Nothing and a whole lot!
That’s if Microsoft gets it right. First impressions appear to
be very promising and all indications show a much more powerful
RSS system, neatly integrated into the next version of Windows.
Could this finally mean the ‘coming of age’ for RSS?
But what does RSS mean to the average computer user at
this moment in time? Will people get RSS? Does Microsoft
have an education project on their hands with RSS?
Does DOS mean anything to you? If you’re like 95% of
computer users — probably not much. But that doesn’t
stop us from enjoying our computers and fully benefiting
from DOS. Sometimes complete ignorance is bless.
Unless you’re a techie and such technical stuff makes
your heart skip a beat, knowledge of such material is not
really required by the end-user. Fortunately, people don’t
have to understand ‘HTML’ to enjoy the Internet.
Likewise, knowledge of RSS is not important to the
ordinary computer or Internet user. Microsoft’s
RSS Longhorn puts RSS where it rightfully belongs,
in the background, invisible…seamlessly integrated
into your computing and web browsing experience.
It will make RSS an integral element of its new operating
system which has the code-name Longhorn. It will firmly
place RSS into the heart of your computing experience,
enriching and enhancing it in more ways than even Microsoft
is probably aware of yet!
RSS stands for ‘Really Simple Syndication’ and it has
long been associated with blogs and blogging because
they are written in RSS or XML format — code like HTML.
DOS stands for ‘Disk Operating System’ by the way
and it’s the platform for operating systems on your
computer. MS-DOS is the most widely used system.
Ignorance can sometimes be overrated.
Microsoft’s announcement of its plans to place RSS features
into its next Windows version, due out in 2006 and in servers
by 2007, is truly groundbreaking . You can read more about
Microsoft’s RSS plans here: Understanding RSS In The Next Windows.
This takes RSS out of just browsers and RSS readers (called
aggregators); and giving it much more powerful applications.
Most interesting is a new set of applications — Simple List
Extensions — allowing web sites to publish feeds containing
lists such as a wish list or top 10 list. Should make David
All kidding aside, for you, these RSS applications will
be very beneficial and rewarding. These applications will
make browsing, searching and subscribing to your favorite
information or sites a lot more easier. You can now take control
of your Internet, viewing and accessing the information you
want to digest.
It has many personal and business applications that will
take ‘keeping in touch’ to a new level.
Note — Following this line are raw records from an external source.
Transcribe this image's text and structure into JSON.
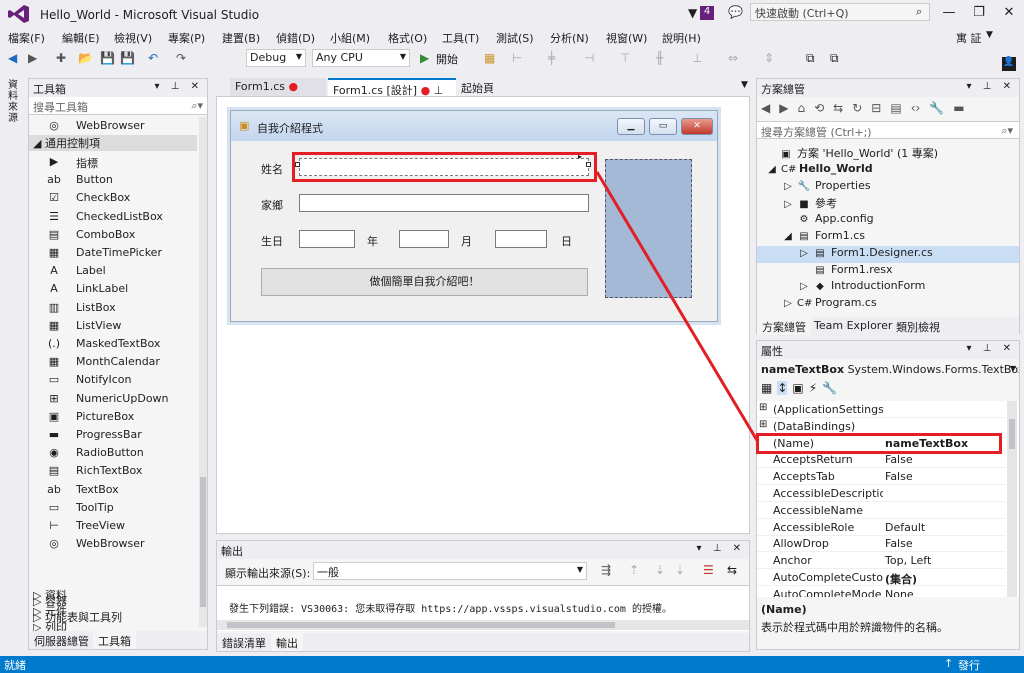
{
  "window": {
    "title": "Hello_World - Microsoft Visual Studio",
    "notif_count": "4",
    "quick_launch_placeholder": "快速啟動 (Ctrl+Q)",
    "user": "寓 証"
  },
  "menu": [
    "檔案(F)",
    "編輯(E)",
    "檢視(V)",
    "專案(P)",
    "建置(B)",
    "偵錯(D)",
    "小組(M)",
    "格式(O)",
    "工具(T)",
    "測試(S)",
    "分析(N)",
    "視窗(W)",
    "說明(H)"
  ],
  "toolbar": {
    "config": "Debug",
    "platform": "Any CPU",
    "start_label": "開始"
  },
  "left_strip_label": "資料來源",
  "toolbox": {
    "title": "工具箱",
    "search_placeholder": "搜尋工具箱",
    "top_item": "WebBrowser",
    "group_common": "◢ 通用控制項",
    "items": [
      {
        "icon": "▶",
        "label": "指標",
        "icon_name": "pointer-icon"
      },
      {
        "icon": "ab",
        "label": "Button",
        "icon_name": "button-icon"
      },
      {
        "icon": "☑",
        "label": "CheckBox",
        "icon_name": "checkbox-icon"
      },
      {
        "icon": "☰",
        "label": "CheckedListBox",
        "icon_name": "checkedlistbox-icon"
      },
      {
        "icon": "▤",
        "label": "ComboBox",
        "icon_name": "combobox-icon"
      },
      {
        "icon": "▦",
        "label": "DateTimePicker",
        "icon_name": "datetimepicker-icon"
      },
      {
        "icon": "A",
        "label": "Label",
        "icon_name": "label-icon"
      },
      {
        "icon": "A",
        "label": "LinkLabel",
        "icon_name": "linklabel-icon"
      },
      {
        "icon": "▥",
        "label": "ListBox",
        "icon_name": "listbox-icon"
      },
      {
        "icon": "▦",
        "label": "ListView",
        "icon_name": "listview-icon"
      },
      {
        "icon": "(.)",
        "label": "MaskedTextBox",
        "icon_name": "maskedtextbox-icon"
      },
      {
        "icon": "▦",
        "label": "MonthCalendar",
        "icon_name": "monthcalendar-icon"
      },
      {
        "icon": "▭",
        "label": "NotifyIcon",
        "icon_name": "notifyicon-icon"
      },
      {
        "icon": "⊞",
        "label": "NumericUpDown",
        "icon_name": "numericupdown-icon"
      },
      {
        "icon": "▣",
        "label": "PictureBox",
        "icon_name": "picturebox-icon"
      },
      {
        "icon": "▬",
        "label": "ProgressBar",
        "icon_name": "progressbar-icon"
      },
      {
        "icon": "◉",
        "label": "RadioButton",
        "icon_name": "radiobutton-icon"
      },
      {
        "icon": "▤",
        "label": "RichTextBox",
        "icon_name": "richtextbox-icon"
      },
      {
        "icon": "ab",
        "label": "TextBox",
        "icon_name": "textbox-icon"
      },
      {
        "icon": "▭",
        "label": "ToolTip",
        "icon_name": "tooltip-icon"
      },
      {
        "icon": "⊢",
        "label": "TreeView",
        "icon_name": "treeview-icon"
      },
      {
        "icon": "◎",
        "label": "WebBrowser",
        "icon_name": "webbrowser-icon"
      }
    ],
    "groups": [
      "▷ 容器",
      "▷ 功能表與工具列",
      "▷ 資料",
      "▷ 元件",
      "▷ 列印"
    ],
    "bottom_tabs": [
      "伺服器總管",
      "工具箱"
    ]
  },
  "doc_tabs": [
    "Form1.cs",
    "Form1.cs [設計]",
    "起始頁"
  ],
  "form": {
    "title": "自我介紹程式",
    "labels": {
      "name": "姓名",
      "home": "家鄉",
      "birth": "生日",
      "year": "年",
      "month": "月",
      "day": "日"
    },
    "button": "做個簡單自我介紹吧！"
  },
  "output": {
    "title": "輸出",
    "source_label": "顯示輸出來源(S):",
    "source_value": "一般",
    "message": "發生下列錯誤: VS30063: 您未取得存取 https://app.vssps.visualstudio.com 的授權。",
    "tabs": [
      "錯誤清單",
      "輸出"
    ]
  },
  "solution": {
    "title": "方案總管",
    "search_placeholder": "搜尋方案總管 (Ctrl+;)",
    "nodes": [
      {
        "label": "方案 'Hello_World' (1 專案)",
        "icon": "▣",
        "expander": ""
      },
      {
        "label": "Hello_World",
        "icon": "C#",
        "expander": "◢"
      },
      {
        "label": "Properties",
        "icon": "🔧",
        "expander": "▷"
      },
      {
        "label": "參考",
        "icon": "■",
        "expander": "▷"
      },
      {
        "label": "App.config",
        "icon": "⚙",
        "expander": ""
      },
      {
        "label": "Form1.cs",
        "icon": "▤",
        "expander": "◢"
      },
      {
        "label": "Form1.Designer.cs",
        "icon": "▤",
        "expander": "▷"
      },
      {
        "label": "Form1.resx",
        "icon": "▤",
        "expander": ""
      },
      {
        "label": "IntroductionForm",
        "icon": "◆",
        "expander": "▷"
      },
      {
        "label": "Program.cs",
        "icon": "C#",
        "expander": "▷"
      }
    ],
    "tabs": [
      "方案總管",
      "Team Explorer",
      "類別檢視"
    ]
  },
  "properties": {
    "title": "屬性",
    "object": "nameTextBox",
    "object_type": "System.Windows.Forms.TextBox",
    "rows": [
      {
        "name": "(ApplicationSettings)",
        "value": "",
        "expand": "⊞"
      },
      {
        "name": "(DataBindings)",
        "value": "",
        "expand": "⊞"
      },
      {
        "name": "(Name)",
        "value": "nameTextBox",
        "expand": ""
      },
      {
        "name": "AcceptsReturn",
        "value": "False",
        "expand": ""
      },
      {
        "name": "AcceptsTab",
        "value": "False",
        "expand": ""
      },
      {
        "name": "AccessibleDescription",
        "value": "",
        "expand": ""
      },
      {
        "name": "AccessibleName",
        "value": "",
        "expand": ""
      },
      {
        "name": "AccessibleRole",
        "value": "Default",
        "expand": ""
      },
      {
        "name": "AllowDrop",
        "value": "False",
        "expand": ""
      },
      {
        "name": "Anchor",
        "value": "Top, Left",
        "expand": ""
      },
      {
        "name": "AutoCompleteCustom",
        "value": "(集合)",
        "expand": ""
      },
      {
        "name": "AutoCompleteMode",
        "value": "None",
        "expand": ""
      }
    ],
    "desc_title": "(Name)",
    "desc_text": "表示於程式碼中用於辨識物件的名稱。"
  },
  "status": {
    "left": "就緒",
    "right": "發行"
  },
  "colors": {
    "accent": "#007acc",
    "annotation": "#e31e24",
    "selection": "#c9def5"
  }
}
Calendars, events,
updates, personal photo albums…can all now be syndicated
with the new RSS platform.
What’s really important about Microsoft’s plans (I believe)
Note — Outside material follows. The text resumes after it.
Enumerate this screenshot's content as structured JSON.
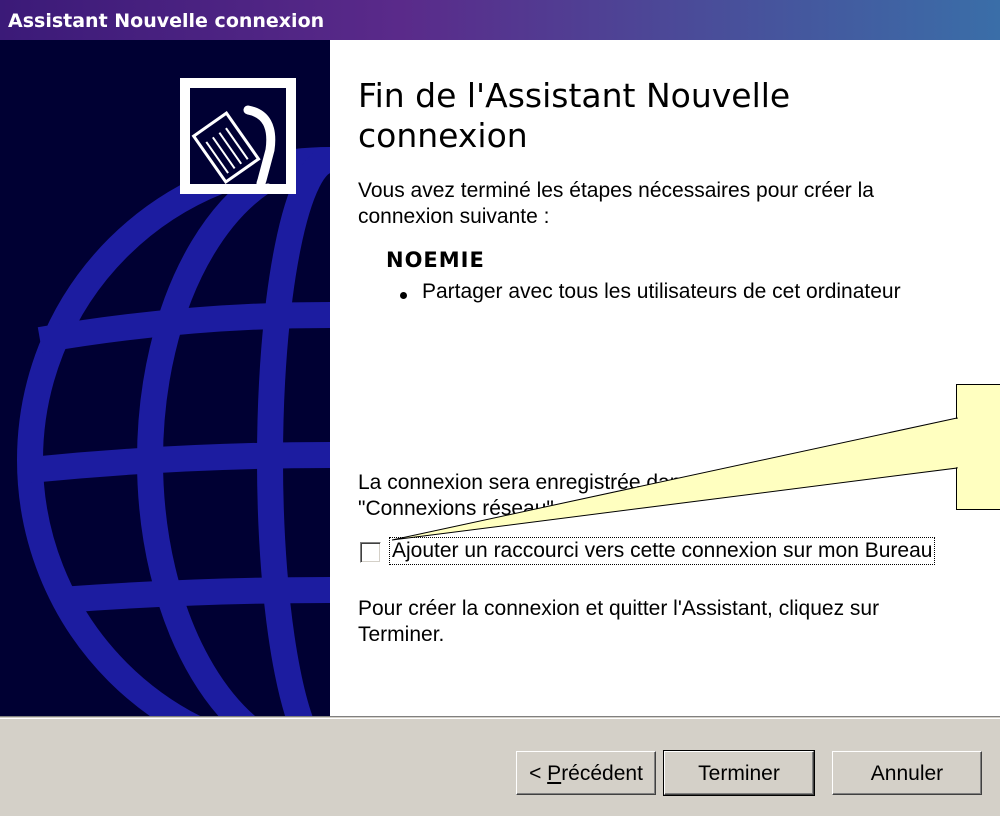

is the fact that this now makes RSS legit. Lets face it,
outside of blogging and a few alert online marketers, RSS is
still not understood by most people.
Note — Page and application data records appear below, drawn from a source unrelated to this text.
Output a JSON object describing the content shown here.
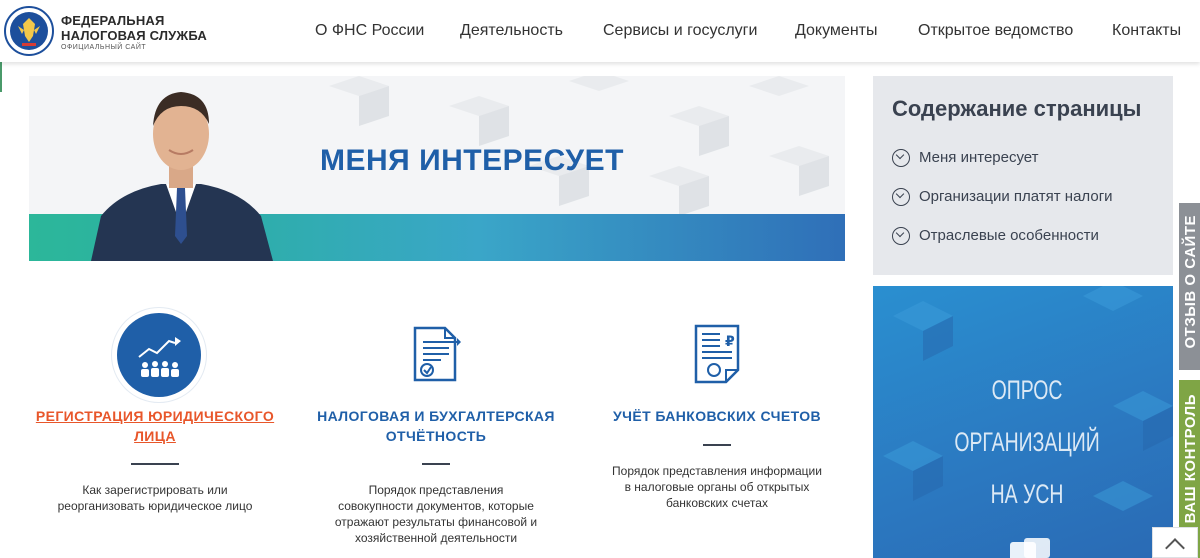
{
  "logo": {
    "line1": "ФЕДЕРАЛЬНАЯ",
    "line2": "НАЛОГОВАЯ СЛУЖБА",
    "subtitle": "ОФИЦИАЛЬНЫЙ САЙТ",
    "emblem_icon": "fns-emblem-icon"
  },
  "nav": [
    {
      "label": "О ФНС России"
    },
    {
      "label": "Деятельность"
    },
    {
      "label": "Сервисы и госуслуги"
    },
    {
      "label": "Документы"
    },
    {
      "label": "Открытое ведомство"
    },
    {
      "label": "Контакты"
    }
  ],
  "hero": {
    "title": "МЕНЯ ИНТЕРЕСУЕТ"
  },
  "toc": {
    "title": "Содержание страницы",
    "items": [
      {
        "label": "Меня интересует",
        "icon": "chevron-down-circle-icon"
      },
      {
        "label": "Организации платят налоги",
        "icon": "chevron-down-circle-icon"
      },
      {
        "label": "Отраслевые особенности",
        "icon": "chevron-down-circle-icon"
      }
    ]
  },
  "survey": {
    "line1": "ОПРОС",
    "line2": "ОРГАНИЗАЦИЙ",
    "line3": "НА УСН"
  },
  "side_tabs": {
    "feedback": "ОТЗЫВ О САЙТЕ",
    "control": "ВАШ КОНТРОЛЬ"
  },
  "cards": [
    {
      "title_line1": "РЕГИСТРАЦИЯ ЮРИДИЧЕСКОГО",
      "title_line2": "ЛИЦА",
      "desc": [
        "Как зарегистрировать или",
        "реорганизовать юридическое лицо"
      ],
      "icon": "growth-people-icon"
    },
    {
      "title_line1": "НАЛОГОВАЯ И БУХГАЛТЕРСКАЯ",
      "title_line2": "ОТЧЁТНОСТЬ",
      "desc": [
        "Порядок представления",
        "совокупности документов, которые",
        "отражают результаты финансовой и",
        "хозяйственной деятельности"
      ],
      "icon": "report-document-icon"
    },
    {
      "title_line1": "УЧЁТ БАНКОВСКИХ СЧЕТОВ",
      "title_line2": "",
      "desc": [
        "Порядок представления информации",
        "в налоговые органы об открытых",
        "банковских счетах"
      ],
      "icon": "ruble-document-icon"
    }
  ],
  "colors": {
    "accent_blue": "#1f5fa8",
    "active_orange": "#e8562a",
    "feedback_tab": "#8c9096",
    "control_tab": "#7fa545"
  }
}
But as stated before, people don’t have to understand ‘HTML’
to enjoy the Internet. They don’t really have to know about
servers, DOS, or even ISPs to get full benefit from the web.
Likewise, RSS doesn’t have to be known or even understood
by the majority of the people who will be using it.
But it’s helpful that you do understand for you the
future of RSS holds many treats and the full impact won’t
really be known for years. Under the Creative Commons license,
RSS applications could have a far reaching impact on your
computing world of the future.
The potential of RSS is enormous. It may even pave the way
for a ‘Billion Channel Internet’ — where each web site is
its own little broadcasting system. An interactive channel
that broadcasts audio and video to all interested subscribers.
Microsoft’s announcement may just be the nucleus of such
a system. Many components are already in place like podcasting,
broadcatching, data feeds, etc. and its not that great a leap
or too fantastical to imagine such a system will exist in
the very near future.
For RSS changes HOW information is transmitted on the
web…from a passive role to a more pro-active one.
Don’t come to us — we will deliver.
RSS is also one of the more democratic elements of the
web where the little guy has a say. It was more than
fitting that Microsoft’s RSS team met with Dave Winer
(Mr. RSS to those who keep a close watch on all things RSS)
and asked his opinions on these recent developments.
Ordinary Bloggers have preached the benefits of RSS syndication for so
long; the mantra was becoming a tiresome echo across the
web. No one seemed to be taking RSS seriously.
In that light, it can’t be understated that Microsoft’s
incorporation of RSS into Windows is one of those true
‘turning points’ that has to be acknowledged. It does
change how computers and the Internet will work.